Published March 13, 2017
LAS VEGAS – The National Center for American Indian Enterprise Development (the National Center) opened the doors on the 31st annual National Reservation Economic Summit (National RES) today in Las Vegas, Nevada.
The event is taking place at the Mirage, and will last until Thursday, March 16th. RES is the most-attended economic development event in Indian Country, bringing together tribal leaders, entrepreneurs, government officials, suppliers, and many more to do business and learn more about the top-of-mind economic development topics.
For 2017, the presenting sponsor of National RES is the Native American Financial Services Association (NAFSA).
This will be the first RES for new president and CEO Chris James, who took over the helm of the National Center at the beginning of the year.
“We have a packed and substantive agenda, and I look forward to welcoming thousands of attendees from across the U.S. to our 31st annual National RES,” said Chris James. “Whether you’re an established business or just getting started, RES has something to offer as you attempt to reach the next level of success.
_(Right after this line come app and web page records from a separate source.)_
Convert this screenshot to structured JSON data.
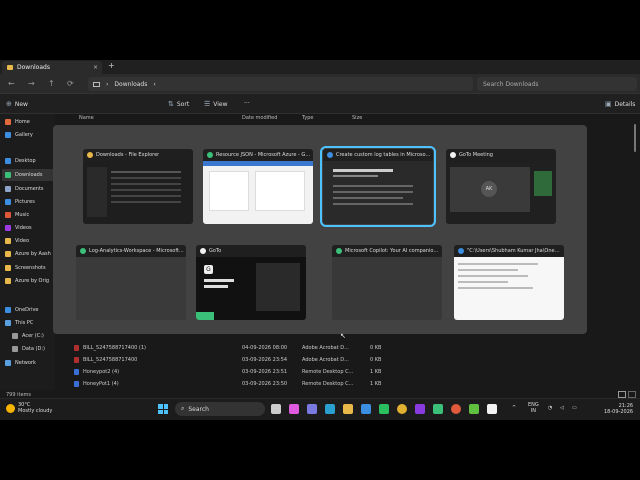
{
  "tab": {
    "title": "Downloads",
    "close": "×",
    "new": "+"
  },
  "address": {
    "crumb_sep": "›",
    "location": "Downloads",
    "search_placeholder": "Search Downloads"
  },
  "nav": {
    "back": "←",
    "forward": "→",
    "up": "↑",
    "refresh": "⟳"
  },
  "commands": {
    "new": "New",
    "sort": "Sort",
    "view": "View",
    "more": "···",
    "details": "Details"
  },
  "sidebar": {
    "items": [
      {
        "label": "Home",
        "color": "#e06a3b"
      },
      {
        "label": "Gallery",
        "color": "#3b8ee0"
      },
      {
        "label": "Desktop",
        "color": "#3b8ee0"
      },
      {
        "label": "Downloads",
        "color": "#3bc07a"
      },
      {
        "label": "Documents",
        "color": "#8ea3c7"
      },
      {
        "label": "Pictures",
        "color": "#3b8ee0"
      },
      {
        "label": "Music",
        "color": "#e0563b"
      },
      {
        "label": "Videos",
        "color": "#9b3be0"
      },
      {
        "label": "Video",
        "color": "#e8b84a"
      },
      {
        "label": "Azure by Aash",
        "color": "#e8b84a"
      },
      {
        "label": "Screenshots",
        "color": "#e8b84a"
      },
      {
        "label": "Azure by Orig",
        "color": "#e8b84a"
      },
      {
        "label": "OneDrive",
        "color": "#3b8ee0"
      },
      {
        "label": "This PC",
        "color": "#5aa0e0"
      },
      {
        "label": "Acer (C:)",
        "color": "#999999"
      },
      {
        "label": "Data (D:)",
        "color": "#999999"
      },
      {
        "label": "Network",
        "color": "#5aa0e0"
      }
    ]
  },
  "columns": {
    "name": "Name",
    "date": "Date modified",
    "type": "Type",
    "size": "Size"
  },
  "files": [
    {
      "name": "BILL_5247588717400 (1)",
      "date": "04-09-2026 08:00",
      "type": "Adobe Acrobat D...",
      "size": "0 KB",
      "kind": "pdf"
    },
    {
      "name": "BILL_5247588717400",
      "date": "03-09-2026 23:54",
      "type": "Adobe Acrobat D...",
      "size": "0 KB",
      "kind": "pdf"
    },
    {
      "name": "Honeypot2 (4)",
      "date": "03-09-2026 23:51",
      "type": "Remote Desktop C...",
      "size": "1 KB",
      "kind": "rdp"
    },
    {
      "name": "HoneyPot1 (4)",
      "date": "03-09-2026 23:50",
      "type": "Remote Desktop C...",
      "size": "1 KB",
      "kind": "rdp"
    }
  ],
  "status": {
    "items": "799 items"
  },
  "windows": [
    {
      "title": "Downloads - File Explorer",
      "icon_color": "#e8b84a",
      "body_color": "#1e1e1e"
    },
    {
      "title": "Resource JSON - Microsoft Azure - Go...",
      "icon_color": "#3bc07a",
      "body_color": "#f2f2f2"
    },
    {
      "title": "Create custom log tables in Microsoft...",
      "icon_color": "#3b8ee0",
      "body_color": "#2a2a2a"
    },
    {
      "title": "GoTo Meeting",
      "icon_color": "#f2f2f2",
      "body_color": "#202020"
    },
    {
      "title": "Log-Analytics-Workspace - Microsoft...",
      "icon_color": "#3bc07a",
      "body_color": "#3a3a3a"
    },
    {
      "title": "GoTo",
      "icon_color": "#f2f2f2",
      "body_color": "#111111"
    },
    {
      "title": "Microsoft Copilot: Your AI companion...",
      "icon_color": "#3bc07a",
      "body_color": "#383838"
    },
    {
      "title": "\"C:\\Users\\Shubham Kumar Jha\\OneDri...",
      "icon_color": "#3b8ee0",
      "body_color": "#f7f7f7"
    }
  ],
  "meeting_avatar": "AK",
  "goto_logo": "G",
  "taskbar": {
    "temp": "30°C",
    "weather": "Mostly cloudy",
    "search": "Search",
    "lang_top": "ENG",
    "lang_bottom": "IN",
    "time": "21:26",
    "date": "18-09-2026",
    "apps": [
      {
        "name": "task-view",
        "color": "#cccccc"
      },
      {
        "name": "copilot",
        "color": "#e05ae0"
      },
      {
        "name": "chat",
        "color": "#7a7ae0"
      },
      {
        "name": "edge",
        "color": "#2aa0d0"
      },
      {
        "name": "explorer",
        "color": "#e8b84a"
      },
      {
        "name": "store",
        "color": "#3b8ee0"
      },
      {
        "name": "outlook",
        "color": "#2a7ad0"
      },
      {
        "name": "whatsapp",
        "color": "#2ac060"
      },
      {
        "name": "chrome",
        "color": "#e0b030"
      },
      {
        "name": "visual-studio",
        "color": "#8a3be0"
      },
      {
        "name": "app-green",
        "color": "#3bc07a"
      },
      {
        "name": "app-blue",
        "color": "#3b8ee0"
      },
      {
        "name": "chrome-2",
        "color": "#e05a3b"
      },
      {
        "name": "app-green-2",
        "color": "#60c040"
      },
      {
        "name": "goto",
        "color": "#f2f2f2"
      }
    ]
  }
}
This week, RES is where Indian Country comes to do business.”
National RES 2017 will feature time-honored programs and events, as well as new offerings essential for any tribal or Native-owned business to be successful.
Highlights of RES include:
-An all-day business boot-camp for attendees to get a condensed version of RES in a single day.
-Consultation with the Department of Interior on its proposed revisions to the Indian Trader Act, as well as a dialogue on the status of the Indian Incentive Program.
-A workshop on how to prepare applications for a Native CDFI. Chris James has previously managed his tribe’s CDFI, and worked with CDFIs while at the U.S. Department of the Treasury.
-A Department of Commerce panel on new initiatives and programs that can help tribes with their economic planning.
-A Buy Native Procurement Matchmaking Expo to match Native businesses with corporate and federal procurement opportunities.
-A panel session with other leading Native organizations to discuss their shared agendas and mutual initiatives to advance the interests of Indian Country.
-Updates on Federal legislation to keep attendees informed on Federal Native American policy with key staff from the U.S. Congress.
-The first panel with past 40 under 40 recipients to discuss their paths and future opportunities in the diverse fields in which they’ve distinguished themselves, and how they can spur mentorship in Indian Country.